For more on ByFusion, check out the website. I also wrote this piece on the business for Sustainable Brands a few weeks back.

You can also find Gregor on Twitter and LinkedIn too.


This week's news round up with Vikki Knowles featured:

- The 8 pieces of tech PwC thinks you cannot ignore right now;
- The solar-powered plane that has just circumnavigated the globe;
- The company turning China's smog into diamonds. Yes, diamonds!; and
- High street fashion chain Zara's alleged plagiarism.


Our 'Big Ideas for a Sustainable Future' segment of the show, in association with Terrafiniti, concludes this week. We launched it to celebrate the launch of Terrafiniti's brand new series of e-books which offer thoughts, provocations and big ideas for how we might create a sustainable future on a planet of 9 billion people.
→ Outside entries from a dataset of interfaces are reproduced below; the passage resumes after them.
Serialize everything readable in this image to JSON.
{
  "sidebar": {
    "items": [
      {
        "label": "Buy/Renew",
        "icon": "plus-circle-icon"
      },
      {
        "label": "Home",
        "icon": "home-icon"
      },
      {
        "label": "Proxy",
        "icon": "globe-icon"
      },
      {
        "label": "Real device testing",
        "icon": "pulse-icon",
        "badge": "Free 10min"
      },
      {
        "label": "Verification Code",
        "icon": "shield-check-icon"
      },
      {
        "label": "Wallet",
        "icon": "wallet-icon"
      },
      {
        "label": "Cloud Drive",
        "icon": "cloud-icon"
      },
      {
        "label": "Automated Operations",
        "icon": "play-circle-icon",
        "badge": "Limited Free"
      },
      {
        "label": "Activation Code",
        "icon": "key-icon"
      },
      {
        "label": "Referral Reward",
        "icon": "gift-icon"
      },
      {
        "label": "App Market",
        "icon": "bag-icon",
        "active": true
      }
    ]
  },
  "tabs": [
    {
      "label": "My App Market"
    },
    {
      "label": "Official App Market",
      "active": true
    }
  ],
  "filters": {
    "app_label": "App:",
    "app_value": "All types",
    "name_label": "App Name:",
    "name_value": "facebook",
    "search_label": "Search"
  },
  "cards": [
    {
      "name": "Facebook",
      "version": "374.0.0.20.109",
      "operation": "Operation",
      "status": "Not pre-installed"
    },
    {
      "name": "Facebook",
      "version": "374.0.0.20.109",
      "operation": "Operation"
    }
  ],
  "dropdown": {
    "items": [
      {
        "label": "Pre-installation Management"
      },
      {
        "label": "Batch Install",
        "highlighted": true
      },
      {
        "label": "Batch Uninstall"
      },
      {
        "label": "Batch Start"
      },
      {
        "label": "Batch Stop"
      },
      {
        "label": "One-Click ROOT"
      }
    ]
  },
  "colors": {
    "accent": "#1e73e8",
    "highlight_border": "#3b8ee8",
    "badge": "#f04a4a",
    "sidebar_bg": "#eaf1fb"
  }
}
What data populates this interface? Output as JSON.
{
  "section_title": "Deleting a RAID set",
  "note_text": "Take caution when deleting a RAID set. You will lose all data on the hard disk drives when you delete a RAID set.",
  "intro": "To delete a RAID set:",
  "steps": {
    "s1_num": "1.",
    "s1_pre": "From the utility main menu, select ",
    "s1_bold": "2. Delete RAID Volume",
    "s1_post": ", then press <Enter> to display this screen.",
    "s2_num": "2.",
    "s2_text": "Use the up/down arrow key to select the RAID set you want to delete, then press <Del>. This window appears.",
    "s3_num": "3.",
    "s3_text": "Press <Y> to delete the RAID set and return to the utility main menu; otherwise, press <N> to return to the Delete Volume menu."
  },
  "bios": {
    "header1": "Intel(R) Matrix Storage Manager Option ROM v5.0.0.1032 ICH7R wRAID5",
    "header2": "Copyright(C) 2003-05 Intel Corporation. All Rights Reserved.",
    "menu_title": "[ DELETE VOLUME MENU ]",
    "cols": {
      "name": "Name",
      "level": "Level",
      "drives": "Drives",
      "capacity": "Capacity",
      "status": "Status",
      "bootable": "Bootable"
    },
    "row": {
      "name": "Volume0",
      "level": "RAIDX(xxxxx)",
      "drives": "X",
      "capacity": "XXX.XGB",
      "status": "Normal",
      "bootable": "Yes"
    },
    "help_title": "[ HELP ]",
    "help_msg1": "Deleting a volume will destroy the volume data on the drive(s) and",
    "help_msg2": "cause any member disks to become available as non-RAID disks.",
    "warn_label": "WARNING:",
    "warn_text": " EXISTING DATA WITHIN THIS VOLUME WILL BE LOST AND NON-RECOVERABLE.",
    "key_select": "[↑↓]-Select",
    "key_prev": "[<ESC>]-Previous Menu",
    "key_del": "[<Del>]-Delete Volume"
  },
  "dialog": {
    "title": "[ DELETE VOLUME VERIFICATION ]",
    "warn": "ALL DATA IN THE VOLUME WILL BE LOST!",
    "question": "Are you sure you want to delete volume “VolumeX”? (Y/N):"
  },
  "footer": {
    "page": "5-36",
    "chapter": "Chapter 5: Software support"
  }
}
The Towards 9 Billion ebook series is out now and can be downloaded for free at the Terrafiniti website.

Episode #6 - Ecovative, the mushroom packaging guys

The thing you notice when you’ve got kids is the amount of packaging that comes with their toys – and the amount of waste created at Christmas and birthday time.

The proliferation of deliveries and goods being shipped around now that we all use the internet to buy stuff, is exacerbating the problem.

But packaging is big business. A recent report says that the demand for protective packaging in America is set to grow by almost 5% a year to a $6.8 billion industry by 2019 thanks to internet shopping.

Packaging is a necessity but its clearly something that needs to be tackled.

Right now, the trend within the FMCG sector is for the light-weighting of packaging. However, making plastics and films thinner and thinner is not necessarily the answer. For one thing, it makes the packaging harder and harder to recycle, creating increasingly non-circular systems.

There’s an interesting report by Use Less Stuff says that, in fact, larger product packaging sizes are significantly more efficient than their smaller counterparts, regardless of material type.

The Body Shop’s new commitment to become the most sustainable business on the planet has an interesting specific target on packaging – to reduce the use of oil based plastic packaging by 70% by 2020. The cosmetics brand will explore a number of new academic, technology and research partnerships to pioneer new product packaging solutions, covering packaging, product design and product life extension strategies.

To kick things off it has announced a partnership with California-based Newlight Technologies to introduce AirCarbon in The Body Shop products - a thermoplastic material that behaves the same as the plastics, but rather than using oil as a carbon source for plastic, this innovation uses methane and carbon dioxide.

Packaging: it's a bit of a minefield.

The subject of this week's show – Ecovative – proves there is an environmentally sound way to create an alternative to plastic or styrofoam packaging material? It has also found a viable alternative to formaldehyde materials used in the construction industry.

Check out Eben Bayer's story – the co-founder of the business which has been slowing transforming the packaging and building materials sectors with its biomaterials – and, most notably, its mushroom materials.

Here's some pics of Eben, his co-founder partner Gavin McIntyre, and a range of products and applications (including the GYI kit Eben mentions during this week's show).

You can check out Ecovative's website here. And follow the business on Twitter, and Facebook.

A big thank you to Vikki Knowles' contribution this week...more from Viks next week. The report on predictions for the luxury sector that she mentions in her piece is here. And the Asda wonky vegs story is here.